A jury convicted Edgar Ray Killen on Tuesday in the slayings of three young civil rights workers, 41 years to the day after they were abducted by a gang of Mississippi Klansmen along a dark highway and shot to death.
I love this quote from the guy’s lawyer:
James McIntyre, Killen’s lawyer, said he planned to appeal the verdict. “I’m disappointed,” McIntyre said. “He did not get a trial before a jury of his peers, because his peers are all dead.”
Also because the only robe permitted in a court is the black one worn by the judge.
I heard Hugh Hewitt on the radio yesterday saying Dick Durbin’s apology was insufficient. Captain Ed calls it “yet another halfway dodge in putting the onus onto those whom you offended instead of taking responsibility for your own actions and comments.” And Michelle Malkin says it’s a “non-apology apology.”
I disagree. Do I think Durbin is some super-sincere guy because he welled up in the well of the Senate? Nah. But my reaction is: good enough. Here’s what he said:

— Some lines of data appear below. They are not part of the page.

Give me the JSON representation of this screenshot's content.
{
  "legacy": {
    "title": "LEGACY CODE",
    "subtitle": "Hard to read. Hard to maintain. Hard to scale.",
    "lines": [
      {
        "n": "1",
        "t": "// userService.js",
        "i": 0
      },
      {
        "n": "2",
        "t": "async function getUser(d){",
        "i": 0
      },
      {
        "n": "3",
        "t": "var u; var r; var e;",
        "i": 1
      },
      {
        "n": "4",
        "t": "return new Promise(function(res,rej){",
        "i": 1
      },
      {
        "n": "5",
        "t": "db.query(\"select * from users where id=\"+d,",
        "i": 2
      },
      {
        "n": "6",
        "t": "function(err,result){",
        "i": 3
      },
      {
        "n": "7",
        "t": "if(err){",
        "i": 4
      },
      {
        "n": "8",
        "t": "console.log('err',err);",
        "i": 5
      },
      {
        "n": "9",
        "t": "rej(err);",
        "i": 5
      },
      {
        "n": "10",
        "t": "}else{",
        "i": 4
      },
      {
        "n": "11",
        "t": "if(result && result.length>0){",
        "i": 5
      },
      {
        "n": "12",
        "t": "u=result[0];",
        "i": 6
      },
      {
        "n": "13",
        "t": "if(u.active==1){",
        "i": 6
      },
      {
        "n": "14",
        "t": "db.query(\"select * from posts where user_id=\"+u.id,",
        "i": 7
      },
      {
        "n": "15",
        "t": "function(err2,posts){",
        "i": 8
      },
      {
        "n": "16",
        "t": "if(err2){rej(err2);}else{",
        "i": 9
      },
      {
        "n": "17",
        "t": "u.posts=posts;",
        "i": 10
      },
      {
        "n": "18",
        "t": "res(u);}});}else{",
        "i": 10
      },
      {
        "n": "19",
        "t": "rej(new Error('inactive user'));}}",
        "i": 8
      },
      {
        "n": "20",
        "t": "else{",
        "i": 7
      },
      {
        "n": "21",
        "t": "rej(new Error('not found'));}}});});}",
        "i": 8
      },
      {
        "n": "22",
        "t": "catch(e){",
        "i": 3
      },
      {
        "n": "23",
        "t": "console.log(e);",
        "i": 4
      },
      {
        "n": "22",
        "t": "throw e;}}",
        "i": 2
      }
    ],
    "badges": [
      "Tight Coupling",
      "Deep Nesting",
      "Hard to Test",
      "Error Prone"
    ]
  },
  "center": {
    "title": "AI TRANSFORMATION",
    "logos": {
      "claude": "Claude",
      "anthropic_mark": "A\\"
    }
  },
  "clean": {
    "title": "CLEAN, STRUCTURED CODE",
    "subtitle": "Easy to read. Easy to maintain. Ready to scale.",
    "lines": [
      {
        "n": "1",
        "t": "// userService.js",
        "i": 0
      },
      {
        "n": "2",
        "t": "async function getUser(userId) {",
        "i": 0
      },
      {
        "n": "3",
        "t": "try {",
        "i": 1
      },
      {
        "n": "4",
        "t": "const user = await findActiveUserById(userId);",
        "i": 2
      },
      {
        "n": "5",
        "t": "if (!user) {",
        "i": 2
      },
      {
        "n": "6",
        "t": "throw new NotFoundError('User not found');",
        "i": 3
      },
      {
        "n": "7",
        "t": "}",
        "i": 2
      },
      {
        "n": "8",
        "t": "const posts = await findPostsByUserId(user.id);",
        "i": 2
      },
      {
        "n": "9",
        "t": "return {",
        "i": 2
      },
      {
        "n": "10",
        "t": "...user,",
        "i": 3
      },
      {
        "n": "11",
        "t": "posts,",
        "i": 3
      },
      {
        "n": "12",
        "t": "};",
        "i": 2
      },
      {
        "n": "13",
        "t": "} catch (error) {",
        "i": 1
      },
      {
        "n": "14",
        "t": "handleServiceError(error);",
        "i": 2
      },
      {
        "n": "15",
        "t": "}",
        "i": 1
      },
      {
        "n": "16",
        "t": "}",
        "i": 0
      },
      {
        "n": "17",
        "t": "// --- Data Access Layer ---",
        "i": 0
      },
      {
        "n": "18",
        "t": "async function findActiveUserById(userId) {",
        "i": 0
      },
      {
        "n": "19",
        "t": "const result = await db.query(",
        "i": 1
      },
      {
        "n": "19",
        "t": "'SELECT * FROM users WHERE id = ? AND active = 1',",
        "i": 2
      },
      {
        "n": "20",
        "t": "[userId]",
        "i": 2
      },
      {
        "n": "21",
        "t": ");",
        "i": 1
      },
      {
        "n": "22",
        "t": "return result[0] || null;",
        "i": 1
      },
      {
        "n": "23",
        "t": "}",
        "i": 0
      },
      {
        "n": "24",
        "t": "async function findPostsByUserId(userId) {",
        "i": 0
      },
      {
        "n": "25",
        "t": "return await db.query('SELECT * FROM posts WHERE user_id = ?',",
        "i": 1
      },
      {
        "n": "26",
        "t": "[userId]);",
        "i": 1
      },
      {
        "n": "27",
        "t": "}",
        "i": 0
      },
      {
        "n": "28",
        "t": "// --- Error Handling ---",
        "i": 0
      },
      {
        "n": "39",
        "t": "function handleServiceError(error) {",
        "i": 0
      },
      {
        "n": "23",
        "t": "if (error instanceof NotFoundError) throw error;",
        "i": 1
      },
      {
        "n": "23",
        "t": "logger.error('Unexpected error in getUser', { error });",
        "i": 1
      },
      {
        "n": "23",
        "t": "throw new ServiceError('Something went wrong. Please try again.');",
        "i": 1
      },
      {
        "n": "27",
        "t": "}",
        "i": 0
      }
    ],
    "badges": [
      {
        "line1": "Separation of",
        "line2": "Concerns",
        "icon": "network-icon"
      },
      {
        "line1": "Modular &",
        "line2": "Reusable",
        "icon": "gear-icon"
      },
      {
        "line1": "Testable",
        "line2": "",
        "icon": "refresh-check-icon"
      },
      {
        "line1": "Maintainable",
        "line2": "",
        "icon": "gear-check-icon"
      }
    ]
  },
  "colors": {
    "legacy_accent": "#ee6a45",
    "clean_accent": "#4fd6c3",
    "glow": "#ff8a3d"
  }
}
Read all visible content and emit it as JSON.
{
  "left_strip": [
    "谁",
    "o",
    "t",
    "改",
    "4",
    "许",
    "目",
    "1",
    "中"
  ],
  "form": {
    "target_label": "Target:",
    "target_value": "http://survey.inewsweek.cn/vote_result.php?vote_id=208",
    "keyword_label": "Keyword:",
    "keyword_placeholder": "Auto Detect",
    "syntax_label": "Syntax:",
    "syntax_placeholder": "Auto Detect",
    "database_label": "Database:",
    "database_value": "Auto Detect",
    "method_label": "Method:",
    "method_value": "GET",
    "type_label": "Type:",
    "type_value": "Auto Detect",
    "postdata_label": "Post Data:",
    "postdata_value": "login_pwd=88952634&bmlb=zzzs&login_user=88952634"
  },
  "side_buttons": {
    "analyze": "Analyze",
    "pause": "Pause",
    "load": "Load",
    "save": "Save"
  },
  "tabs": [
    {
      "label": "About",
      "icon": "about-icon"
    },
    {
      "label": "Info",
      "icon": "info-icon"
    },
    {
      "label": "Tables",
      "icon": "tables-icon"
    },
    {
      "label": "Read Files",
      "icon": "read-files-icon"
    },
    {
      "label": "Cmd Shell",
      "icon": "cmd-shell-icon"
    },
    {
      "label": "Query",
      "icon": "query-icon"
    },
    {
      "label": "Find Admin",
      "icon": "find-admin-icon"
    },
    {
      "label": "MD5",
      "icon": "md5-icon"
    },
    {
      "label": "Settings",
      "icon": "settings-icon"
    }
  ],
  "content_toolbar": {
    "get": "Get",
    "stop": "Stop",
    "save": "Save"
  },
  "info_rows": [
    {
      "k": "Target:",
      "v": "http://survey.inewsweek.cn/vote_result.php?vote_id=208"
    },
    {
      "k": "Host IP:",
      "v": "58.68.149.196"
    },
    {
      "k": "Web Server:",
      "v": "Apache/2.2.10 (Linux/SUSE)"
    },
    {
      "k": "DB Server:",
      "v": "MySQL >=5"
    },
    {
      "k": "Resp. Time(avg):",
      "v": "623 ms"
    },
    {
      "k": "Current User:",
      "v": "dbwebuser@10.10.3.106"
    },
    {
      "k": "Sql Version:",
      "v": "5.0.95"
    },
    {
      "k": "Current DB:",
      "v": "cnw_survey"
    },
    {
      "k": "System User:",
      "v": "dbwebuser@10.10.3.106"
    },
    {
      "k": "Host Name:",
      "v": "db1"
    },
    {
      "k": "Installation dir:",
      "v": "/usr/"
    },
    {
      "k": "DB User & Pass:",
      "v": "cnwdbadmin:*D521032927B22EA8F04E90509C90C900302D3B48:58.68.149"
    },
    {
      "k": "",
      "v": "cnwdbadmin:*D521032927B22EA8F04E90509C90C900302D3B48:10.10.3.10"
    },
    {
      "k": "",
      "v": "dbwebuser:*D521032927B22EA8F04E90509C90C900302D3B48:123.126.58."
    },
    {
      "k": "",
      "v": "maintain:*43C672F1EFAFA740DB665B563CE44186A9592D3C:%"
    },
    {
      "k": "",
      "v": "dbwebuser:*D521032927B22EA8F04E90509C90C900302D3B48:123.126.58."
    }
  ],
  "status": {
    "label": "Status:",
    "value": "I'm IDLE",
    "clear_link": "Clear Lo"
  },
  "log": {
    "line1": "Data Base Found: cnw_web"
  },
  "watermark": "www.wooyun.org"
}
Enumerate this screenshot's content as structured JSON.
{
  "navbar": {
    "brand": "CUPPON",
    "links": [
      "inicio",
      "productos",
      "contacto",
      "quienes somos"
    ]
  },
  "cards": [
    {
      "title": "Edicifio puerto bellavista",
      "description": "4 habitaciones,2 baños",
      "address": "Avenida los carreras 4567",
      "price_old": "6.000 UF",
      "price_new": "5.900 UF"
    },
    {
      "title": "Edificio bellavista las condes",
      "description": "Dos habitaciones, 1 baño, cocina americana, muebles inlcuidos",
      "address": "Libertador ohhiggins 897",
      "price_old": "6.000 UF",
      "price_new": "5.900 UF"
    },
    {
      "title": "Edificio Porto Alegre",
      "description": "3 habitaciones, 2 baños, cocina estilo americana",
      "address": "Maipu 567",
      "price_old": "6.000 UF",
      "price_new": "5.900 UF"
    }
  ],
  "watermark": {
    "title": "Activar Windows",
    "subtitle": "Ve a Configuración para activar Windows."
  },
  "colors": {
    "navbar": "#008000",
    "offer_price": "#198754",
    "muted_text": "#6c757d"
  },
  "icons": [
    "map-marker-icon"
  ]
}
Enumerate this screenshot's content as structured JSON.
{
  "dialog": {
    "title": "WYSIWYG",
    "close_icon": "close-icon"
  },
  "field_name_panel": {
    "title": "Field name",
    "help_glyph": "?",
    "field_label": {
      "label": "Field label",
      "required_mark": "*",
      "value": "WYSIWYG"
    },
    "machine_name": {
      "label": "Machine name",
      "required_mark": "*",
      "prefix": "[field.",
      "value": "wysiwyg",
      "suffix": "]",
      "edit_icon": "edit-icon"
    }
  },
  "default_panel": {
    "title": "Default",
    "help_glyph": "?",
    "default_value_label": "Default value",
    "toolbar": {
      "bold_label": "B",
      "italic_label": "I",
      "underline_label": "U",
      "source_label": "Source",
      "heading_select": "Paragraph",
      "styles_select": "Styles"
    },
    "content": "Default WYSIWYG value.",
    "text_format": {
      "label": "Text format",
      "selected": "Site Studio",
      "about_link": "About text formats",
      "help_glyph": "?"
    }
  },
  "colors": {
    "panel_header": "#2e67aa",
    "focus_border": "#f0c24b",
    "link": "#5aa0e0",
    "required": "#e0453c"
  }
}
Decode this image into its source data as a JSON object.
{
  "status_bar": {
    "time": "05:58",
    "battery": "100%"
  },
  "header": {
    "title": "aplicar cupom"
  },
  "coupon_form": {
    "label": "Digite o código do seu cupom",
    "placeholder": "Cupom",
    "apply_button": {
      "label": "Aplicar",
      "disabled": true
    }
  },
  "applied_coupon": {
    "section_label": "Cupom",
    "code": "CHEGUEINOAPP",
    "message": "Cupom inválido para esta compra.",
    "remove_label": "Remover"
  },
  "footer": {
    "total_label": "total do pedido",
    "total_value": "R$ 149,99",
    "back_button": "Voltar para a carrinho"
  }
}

Some may believe that my remarks crossed the line. To them I extend my heartfelt apologies. There’s usually a quote from Abraham Lincoln that you can turn to in moments like this. Maybe this is the right one. Lincoln said: “If the end brings me out right what is said against me won’t amount to anything. If the end brings me out wrong ten thousand angels swearing I was right wouldn’t make any difference.” In the end I don’t want anything in my public career to detract from my love for this country, my respect for those who serve it, and this great Senate. I offer my apologies to those who were offended by my words. I promise you that I will continue to speak out on the issues I think are important to the people of Illinois and to the Nation. Mr. President, I yield the floor.
Via Michelle, you can watch the video at The Political Teen, who has a slightly inaccurate transcript.
This isn’t a “I’m sorry you were offended” non-apology apology. It’s an apology. For someone with as much pride as a U.S. Senator, it’s a decent helping of crow. Now some are faulting him for apologizing only to those who were offended. Come on. Who else is he going to apologize to?
Remember what he was talking about: a memo that said that detainees had been chained to the floor for 18-24 hours at a time, and were urinating or defecating on themselves. According to the memo, one had apparently been pulling his hair out because he had been kept in an unventilated room whose temperature was over 100 degrees. It’s not Hitler, Stalin, or Pol Pot. It’s not sawing someone’s head off, either. But it’s worth looking into.
Durbin’s apology was good enough for Smash. That should be the end of it.
UPDATE: Don’t get me wrong. I would have liked to have seen something stronger — like this.